Omitting all images, give the entries that follow again exactly as they read.

_MATERIALS PROVIDED_:
• • • • •
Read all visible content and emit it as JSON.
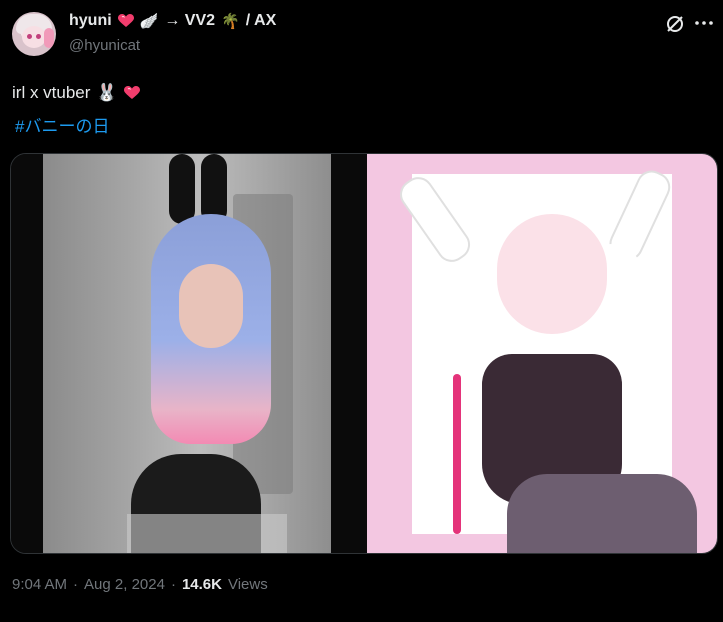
{
  "header": {
    "display_name": "hyuni",
    "display_suffix": "→ VV2",
    "display_suffix2": "/ AX",
    "handle": "@hyunicat",
    "wing_emoji": "🪽",
    "palm_emoji": "🌴"
  },
  "tweet": {
    "text": "irl x vtuber",
    "rabbit_emoji": "🐰",
    "hashtag": "#バニーの日"
  },
  "meta": {
    "time": "9:04 AM",
    "sep1": "·",
    "date": "Aug 2, 2024",
    "sep2": "·",
    "views_count": "14.6K",
    "views_label": "Views"
  },
  "icons": {
    "heart_color": "#f23d6d",
    "link_color": "#1d9bf0",
    "grok_icon": "grok-slash-icon",
    "more_icon": "more-dots-icon"
  }
}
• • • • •
_ANSWER TO THIS EXERCISE_:
Read all visible content and emit it as JSON.
{
  "header": {
    "display_name": "hyuni",
    "display_suffix": "→ VV2",
    "display_suffix2": "/ AX",
    "handle": "@hyunicat",
    "wing_emoji": "🪽",
    "palm_emoji": "🌴"
  },
  "tweet": {
    "text": "irl x vtuber",
    "rabbit_emoji": "🐰",
    "hashtag": "#バニーの日"
  },
  "meta": {
    "time": "9:04 AM",
    "sep1": "·",
    "date": "Aug 2, 2024",
    "sep2": "·",
    "views_count": "14.6K",
    "views_label": "Views"
  },
  "icons": {
    "heart_color": "#f23d6d",
    "link_color": "#1d9bf0",
    "grok_icon": "grok-slash-icon",
    "more_icon": "more-dots-icon"
  }
}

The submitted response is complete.